Ulysses S. Grant

By keatin
  • Grant in a West Point

    Grant in a West Point
    After graduating from West Point ranked 21 in a class of 39 in June, Grant learns that he is assigned to duty, beginning September 30, with the Fourth U. S. Infantry at Jefferson Barracks, just outside St. Louis, Missouri. His rank, established automatically by his West Point graduation, will be brevet second lieutenant.
  • U. S. and Mexican

     U. S. and Mexican
    Grant begins to march across the disputed territory. General Zachary Taylor's force reaches the Rio Grande on March 28. Small clashes between U. S. and Mexican units lead to a Mexican declaration of war on April 23. "Even if the annexation itself could be justified, the manner in which the subsequent war was forced upon Mexico cannot . . . The Southern rebellion was largely the outgrowth of the Mexican war. Nations, like individuals, are punished for their transgressions."
  • Palo Alto

    Palo Alto
    Taylor wins the battle of Palo Alto as Grant finds himself under fire for the first time. "You want to know what my feelings were on the field of battle! I do not know that I felt any peculiar sensation. War seems much less terrible to persons engaged in it than to those who read of the battles... During that night I believe all slept as soundly on the ground at Palo Alto as if they had been in a palace. For my own part I don't think I even dreamed of battles."
  • Fourth Infantry

    Fourth Infantry
    Grant's Fourth Infantry is ordered to leave General Taylor's force and join that of General Winfield Scott. The troops retrace their route across Mexico to Camp Page on the Gulf.
  • Grants assigned dreary outpost

    Grants assigned dreary outpost
    Grant reports at Detroit, Michigan. He learns that he has been assigned to duty at the dreary outpost of Madison Barracks at Sackett's Harbor, New York, on Lake Ontario. By spring of the following year, Grant has obtained a transfer to Detroit.
  • Sackett's Harbor

    Sackett's Harbor
    1850 to 1851 Grant spends a full year at Sackett's Harbor. Then the Fourth Infantry is ordered to the Pacific Coast. Grant says goodbye to his wife and son, who will be staying with his parents, and reports at Governor's Island, New York, for embarkation on the steamer Ohio.
  • Fort Vancouver
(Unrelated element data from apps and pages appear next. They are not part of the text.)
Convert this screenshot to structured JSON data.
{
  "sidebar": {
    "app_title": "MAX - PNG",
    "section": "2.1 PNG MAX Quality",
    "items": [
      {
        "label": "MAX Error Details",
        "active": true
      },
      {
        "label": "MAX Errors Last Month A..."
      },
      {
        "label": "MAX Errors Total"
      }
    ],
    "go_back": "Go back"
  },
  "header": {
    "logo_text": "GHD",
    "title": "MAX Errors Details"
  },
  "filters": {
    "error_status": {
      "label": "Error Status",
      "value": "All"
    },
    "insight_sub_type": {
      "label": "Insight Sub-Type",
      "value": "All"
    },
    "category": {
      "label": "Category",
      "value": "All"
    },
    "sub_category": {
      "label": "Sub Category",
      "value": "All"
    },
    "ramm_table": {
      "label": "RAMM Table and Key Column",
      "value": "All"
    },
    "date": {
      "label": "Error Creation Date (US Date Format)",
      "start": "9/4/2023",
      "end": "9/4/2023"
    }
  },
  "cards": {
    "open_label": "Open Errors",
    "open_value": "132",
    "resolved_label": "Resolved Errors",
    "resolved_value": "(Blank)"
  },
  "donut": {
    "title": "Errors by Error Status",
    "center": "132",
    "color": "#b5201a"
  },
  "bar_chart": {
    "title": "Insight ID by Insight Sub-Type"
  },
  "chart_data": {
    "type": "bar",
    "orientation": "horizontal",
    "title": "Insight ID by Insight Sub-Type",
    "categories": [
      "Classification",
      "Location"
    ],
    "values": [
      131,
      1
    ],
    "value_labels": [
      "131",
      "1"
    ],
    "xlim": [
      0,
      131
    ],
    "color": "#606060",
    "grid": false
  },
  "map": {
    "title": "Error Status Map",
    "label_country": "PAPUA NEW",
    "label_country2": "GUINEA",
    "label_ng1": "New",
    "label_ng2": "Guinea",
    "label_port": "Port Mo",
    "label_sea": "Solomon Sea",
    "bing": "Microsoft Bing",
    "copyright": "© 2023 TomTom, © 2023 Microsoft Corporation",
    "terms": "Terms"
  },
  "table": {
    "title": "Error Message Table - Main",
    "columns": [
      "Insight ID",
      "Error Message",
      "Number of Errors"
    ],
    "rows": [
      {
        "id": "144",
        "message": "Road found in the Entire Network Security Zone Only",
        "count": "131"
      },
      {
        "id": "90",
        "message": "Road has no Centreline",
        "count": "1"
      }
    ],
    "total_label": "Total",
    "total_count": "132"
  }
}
    Fort Vancouver
    Grant arrives at Fort Vancouver, Oregon (later Washington) Territory. Prices are inflated on the Pacific Coast, and Grant's attempts to supplement his captain's pay are unsuccessful. Discouraged and unhappy about the long separation from his family, which now includes the second son he has never seen, and with no prospect of reunion, Grant finds consolation in drink, as fellow officers will later recall. He begins to consider resigning.
  • Grants votes

    Grants votes
    Grant casts his only presidential ballot prior to the time he is himself elected. The nation is deeply divided over the issue of slavery. "It was evident to my mind that the election of a Republican President in 1856 meant the secession of all the Slave States, and rebellion. Under these circumstances I preferred the success of a candidate whose election would prevent or postpone secession, to seeing the country plunged into a war the end of which no man could foretell. With a Democrat elected b
  • Grant is appointed mustering officer

    Grant is appointed mustering officer
    Grant is appointed mustering officer. It is a temporary job which ends within two weeks.
  • Commander at Memphis

    Commander at Memphis
    Grant leaves Halleck at Corinth to establish separate headquarters as district commander at Memphis
  • Grant is assigned to all armies of the United States

    Grant is assigned to all armies of the United States
    Grant is assigned to command all armies of the United States. He decides to make his headquarters with the Army of the Potomac. First, however, he makes a quick trip to Nashville to confer with Sherman, who is given Grant's former command on March 18. By March 23, Grant is back in Washington
  • Grant's promotion

    Grant's promotion
    Lincoln signs the papers for Grant's promotion to major general of volunteers.
  • Talk about Lee's surrender

    Talk about Lee's surrender
    Grant meets with the Cabinet to discuss Lee's surrender and the future of the South. Lincoln invites the Grants to join him at the theatre that evening.
  • Congress establishes a new rank

    Congress establishes a new rank
    Congress establishes a new rank, general of the armies of the United States, to which Grant is immediately appointed.
  • Grant resigns

    Grant resigns
    Grant resigns his position as Secretary of War ad interim after Congress reassembles and insists upon the reinstatement of Stanton. Johnson believes that Grant has betrayed him; Grant now openly breaks with Johnson.